[The task]:
Scan the data that follows and count the lines with the string "rcolor"; answer with the count alone.

'''

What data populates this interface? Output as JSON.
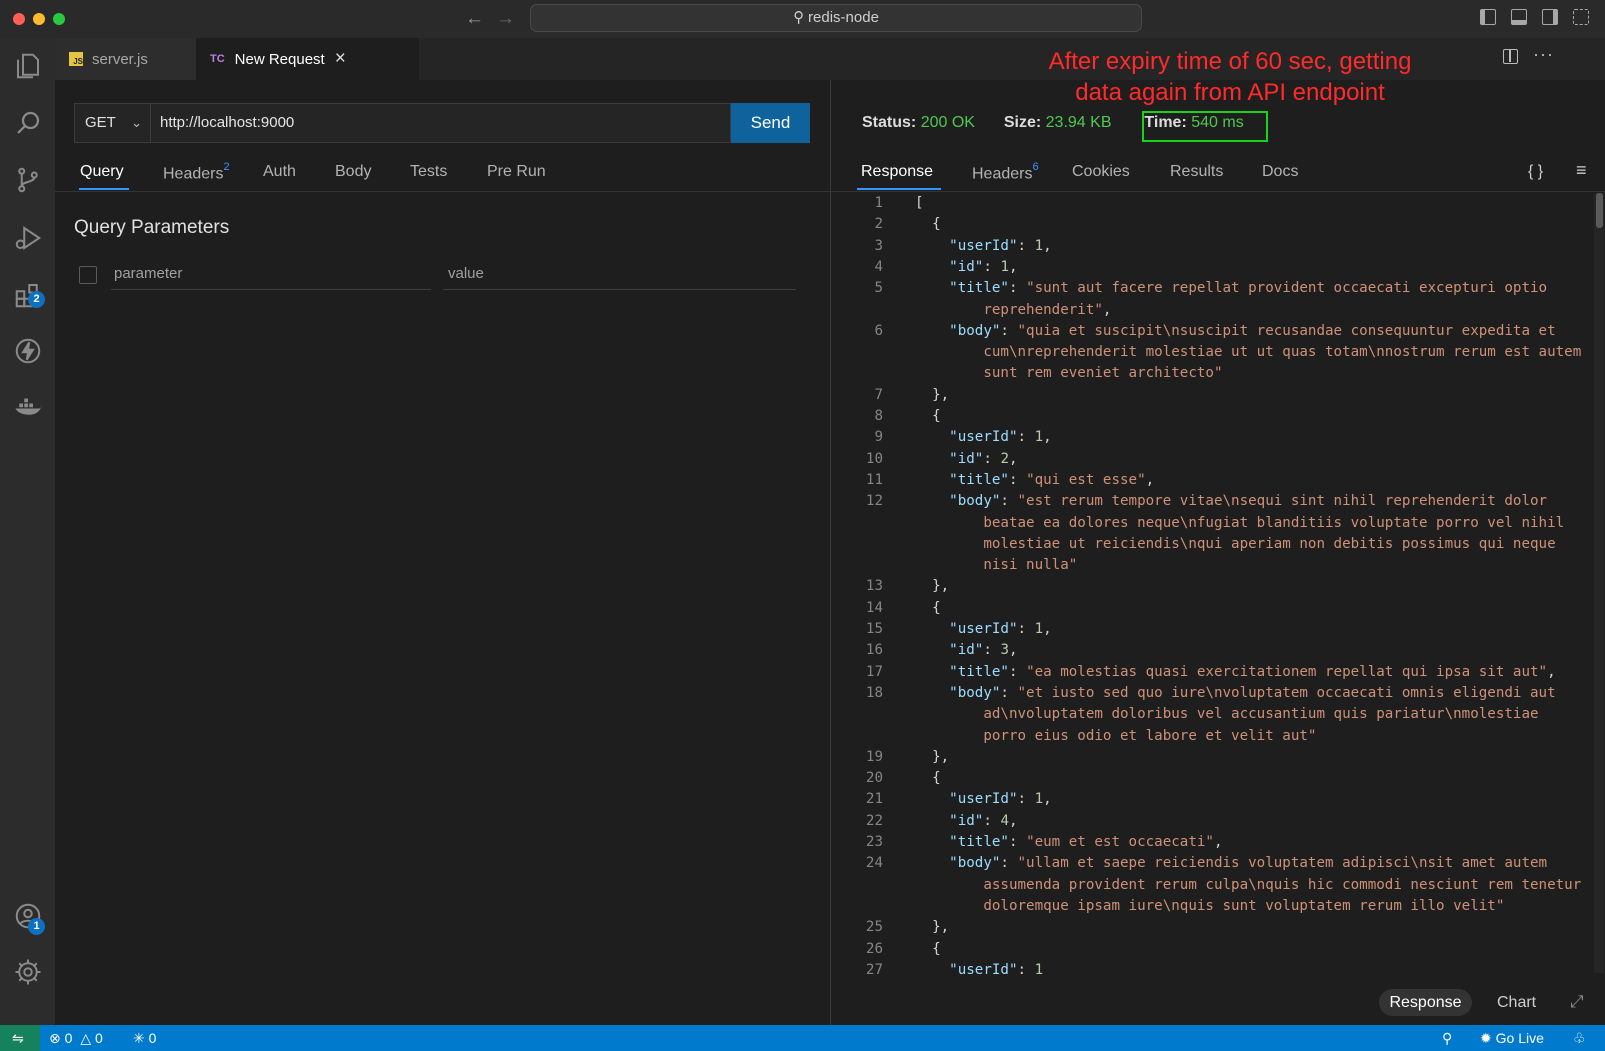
{
  "window": {
    "command_center": "redis-node",
    "annotation_line1": "After expiry time of 60 sec, getting",
    "annotation_line2": "data again from API endpoint"
  },
  "tabs": [
    {
      "label": "server.js",
      "icon": "JS"
    },
    {
      "label": "New Request",
      "icon": "TC"
    }
  ],
  "activity_badges": {
    "extensions": "2",
    "accounts": "1"
  },
  "request": {
    "method": "GET",
    "url": "http://localhost:9000",
    "send_label": "Send",
    "tabs": [
      {
        "label": "Query"
      },
      {
        "label": "Headers",
        "count": "2"
      },
      {
        "label": "Auth"
      },
      {
        "label": "Body"
      },
      {
        "label": "Tests"
      },
      {
        "label": "Pre Run"
      }
    ],
    "query_title": "Query Parameters",
    "param_placeholder": "parameter",
    "value_placeholder": "value"
  },
  "response": {
    "status_label": "Status:",
    "status_value": "200 OK",
    "size_label": "Size:",
    "size_value": "23.94 KB",
    "time_label": "Time:",
    "time_value": "540 ms",
    "tabs": [
      {
        "label": "Response"
      },
      {
        "label": "Headers",
        "count": "6"
      },
      {
        "label": "Cookies"
      },
      {
        "label": "Results"
      },
      {
        "label": "Docs"
      }
    ],
    "braces_icon": "{ }",
    "bottom_response": "Response",
    "bottom_chart": "Chart",
    "lines": [
      {
        "n": "1",
        "text": "["
      },
      {
        "n": "2",
        "text": "  {"
      },
      {
        "n": "3",
        "text": "    \"userId\": 1,"
      },
      {
        "n": "4",
        "text": "    \"id\": 1,"
      },
      {
        "n": "5",
        "text": "    \"title\": \"sunt aut facere repellat provident occaecati excepturi optio"
      },
      {
        "n": "",
        "text": "        reprehenderit\","
      },
      {
        "n": "6",
        "text": "    \"body\": \"quia et suscipit\\nsuscipit recusandae consequuntur expedita et"
      },
      {
        "n": "",
        "text": "        cum\\nreprehenderit molestiae ut ut quas totam\\nnostrum rerum est autem"
      },
      {
        "n": "",
        "text": "        sunt rem eveniet architecto\""
      },
      {
        "n": "7",
        "text": "  },"
      },
      {
        "n": "8",
        "text": "  {"
      },
      {
        "n": "9",
        "text": "    \"userId\": 1,"
      },
      {
        "n": "10",
        "text": "    \"id\": 2,"
      },
      {
        "n": "11",
        "text": "    \"title\": \"qui est esse\","
      },
      {
        "n": "12",
        "text": "    \"body\": \"est rerum tempore vitae\\nsequi sint nihil reprehenderit dolor"
      },
      {
        "n": "",
        "text": "        beatae ea dolores neque\\nfugiat blanditiis voluptate porro vel nihil"
      },
      {
        "n": "",
        "text": "        molestiae ut reiciendis\\nqui aperiam non debitis possimus qui neque"
      },
      {
        "n": "",
        "text": "        nisi nulla\""
      },
      {
        "n": "13",
        "text": "  },"
      },
      {
        "n": "14",
        "text": "  {"
      },
      {
        "n": "15",
        "text": "    \"userId\": 1,"
      },
      {
        "n": "16",
        "text": "    \"id\": 3,"
      },
      {
        "n": "17",
        "text": "    \"title\": \"ea molestias quasi exercitationem repellat qui ipsa sit aut\","
      },
      {
        "n": "18",
        "text": "    \"body\": \"et iusto sed quo iure\\nvoluptatem occaecati omnis eligendi aut"
      },
      {
        "n": "",
        "text": "        ad\\nvoluptatem doloribus vel accusantium quis pariatur\\nmolestiae"
      },
      {
        "n": "",
        "text": "        porro eius odio et labore et velit aut\""
      },
      {
        "n": "19",
        "text": "  },"
      },
      {
        "n": "20",
        "text": "  {"
      },
      {
        "n": "21",
        "text": "    \"userId\": 1,"
      },
      {
        "n": "22",
        "text": "    \"id\": 4,"
      },
      {
        "n": "23",
        "text": "    \"title\": \"eum et est occaecati\","
      },
      {
        "n": "24",
        "text": "    \"body\": \"ullam et saepe reiciendis voluptatem adipisci\\nsit amet autem"
      },
      {
        "n": "",
        "text": "        assumenda provident rerum culpa\\nquis hic commodi nesciunt rem tenetur"
      },
      {
        "n": "",
        "text": "        doloremque ipsam iure\\nquis sunt voluptatem rerum illo velit\""
      },
      {
        "n": "25",
        "text": "  },"
      },
      {
        "n": "26",
        "text": "  {"
      },
      {
        "n": "27",
        "text": "    \"userId\": 1"
      }
    ]
  },
  "statusbar": {
    "errors": "0",
    "warnings": "0",
    "ports": "0",
    "go_live": "Go Live"
  },
  "colors": {
    "accent": "#007acc",
    "send": "#0e639c",
    "ok_green": "#4ec94e",
    "annotation_red": "#ff2b2b",
    "highlight_box": "#18d418"
  }
}
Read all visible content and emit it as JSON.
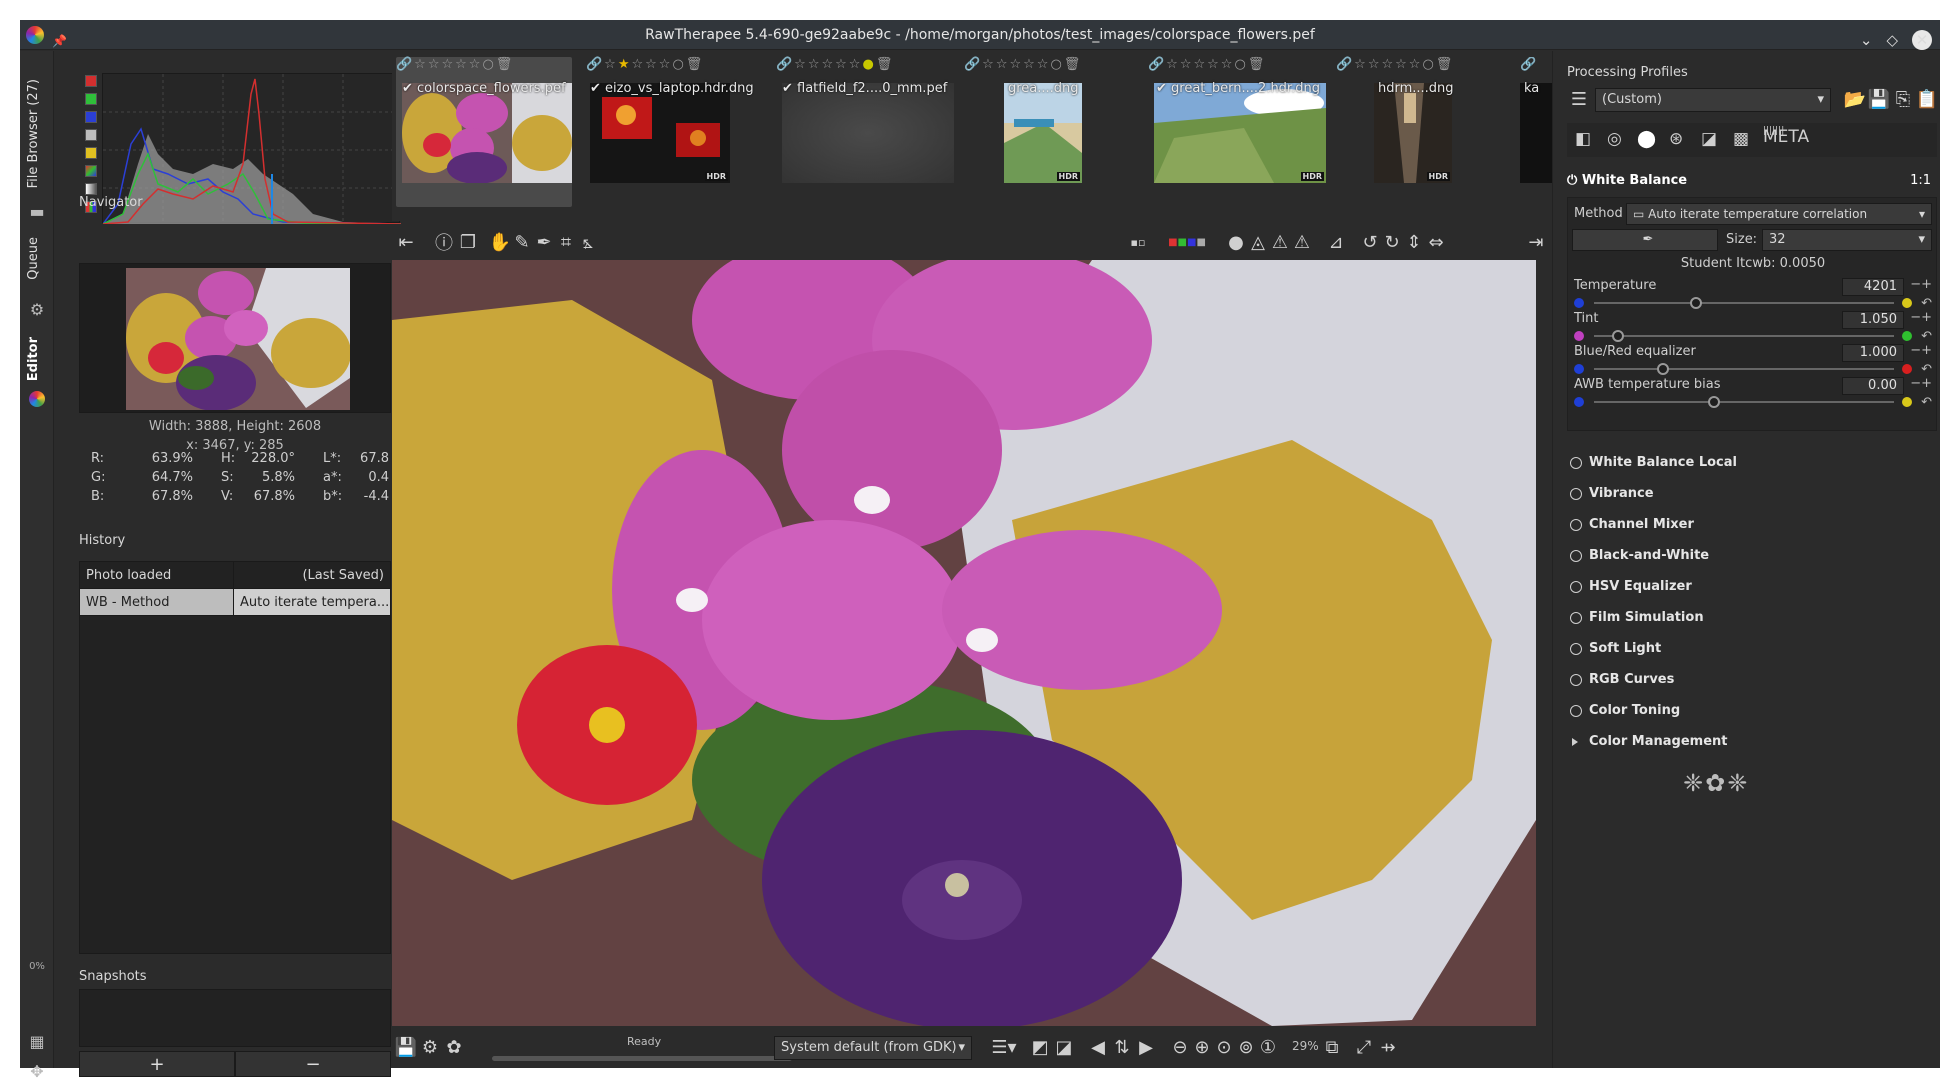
{
  "window": {
    "title": "RawTherapee 5.4-690-ge92aabe9c - /home/morgan/photos/test_images/colorspace_flowers.pef"
  },
  "vtabs": {
    "file_browser": "File Browser (27)",
    "queue": "Queue",
    "editor": "Editor",
    "progress": "0%"
  },
  "navigator": {
    "title": "Navigator",
    "size": "Width: 3888, Height: 2608",
    "coords": "x: 3467, y: 285",
    "stats": [
      {
        "k1": "R:",
        "v1": "63.9%",
        "k2": "H:",
        "v2": "228.0°",
        "k3": "L*:",
        "v3": "67.8"
      },
      {
        "k1": "G:",
        "v1": "64.7%",
        "k2": "S:",
        "v2": "5.8%",
        "k3": "a*:",
        "v3": "0.4"
      },
      {
        "k1": "B:",
        "v1": "67.8%",
        "k2": "V:",
        "v2": "67.8%",
        "k3": "b*:",
        "v3": "-4.4"
      }
    ]
  },
  "history": {
    "title": "History",
    "header": {
      "a": "Photo loaded",
      "b": "(Last Saved)"
    },
    "rows": [
      {
        "a": "WB - Method",
        "b": "Auto iterate tempera..."
      }
    ]
  },
  "snapshots": {
    "title": "Snapshots",
    "add": "+",
    "remove": "−"
  },
  "filmstrip": {
    "items": [
      {
        "name": "colorspace_flowers.pef",
        "hdr": ""
      },
      {
        "name": "eizo_vs_laptop.hdr.dng",
        "hdr": "HDR"
      },
      {
        "name": "flatfield_f2....0_mm.pef",
        "hdr": ""
      },
      {
        "name": "grea....dng",
        "hdr": "HDR"
      },
      {
        "name": "great_bern....2.hdr.dng",
        "hdr": "HDR"
      },
      {
        "name": "hdrm....dng",
        "hdr": "HDR"
      },
      {
        "name": "ka",
        "hdr": ""
      }
    ]
  },
  "bottombar": {
    "status": "Ready",
    "output_profile": "System default (from GDK)",
    "zoom": "29%"
  },
  "right": {
    "title": "Processing Profiles",
    "profile": "(Custom)",
    "wb": {
      "title": "White Balance",
      "ratio": "1:1",
      "method_label": "Method",
      "method_value": "Auto iterate temperature correlation",
      "size_label": "Size:",
      "size_value": "32",
      "student": "Student Itcwb: 0.0050",
      "sliders": [
        {
          "label": "Temperature",
          "value": "4201",
          "pos": 0.34,
          "lcolor": "#1f3fd6",
          "rcolor": "#d8c81a"
        },
        {
          "label": "Tint",
          "value": "1.050",
          "pos": 0.08,
          "lcolor": "#c040c0",
          "rcolor": "#2fbf2f"
        },
        {
          "label": "Blue/Red equalizer",
          "value": "1.000",
          "pos": 0.23,
          "lcolor": "#1f3fd6",
          "rcolor": "#d81f1f"
        },
        {
          "label": "AWB temperature bias",
          "value": "0.00",
          "pos": 0.4,
          "lcolor": "#1f3fd6",
          "rcolor": "#d8c81a"
        }
      ]
    },
    "tools": [
      "White Balance Local",
      "Vibrance",
      "Channel Mixer",
      "Black-and-White",
      "HSV Equalizer",
      "Film Simulation",
      "Soft Light",
      "RGB Curves",
      "Color Toning",
      "Color Management"
    ],
    "icon_meta": "META"
  }
}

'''

[Completed task]:
4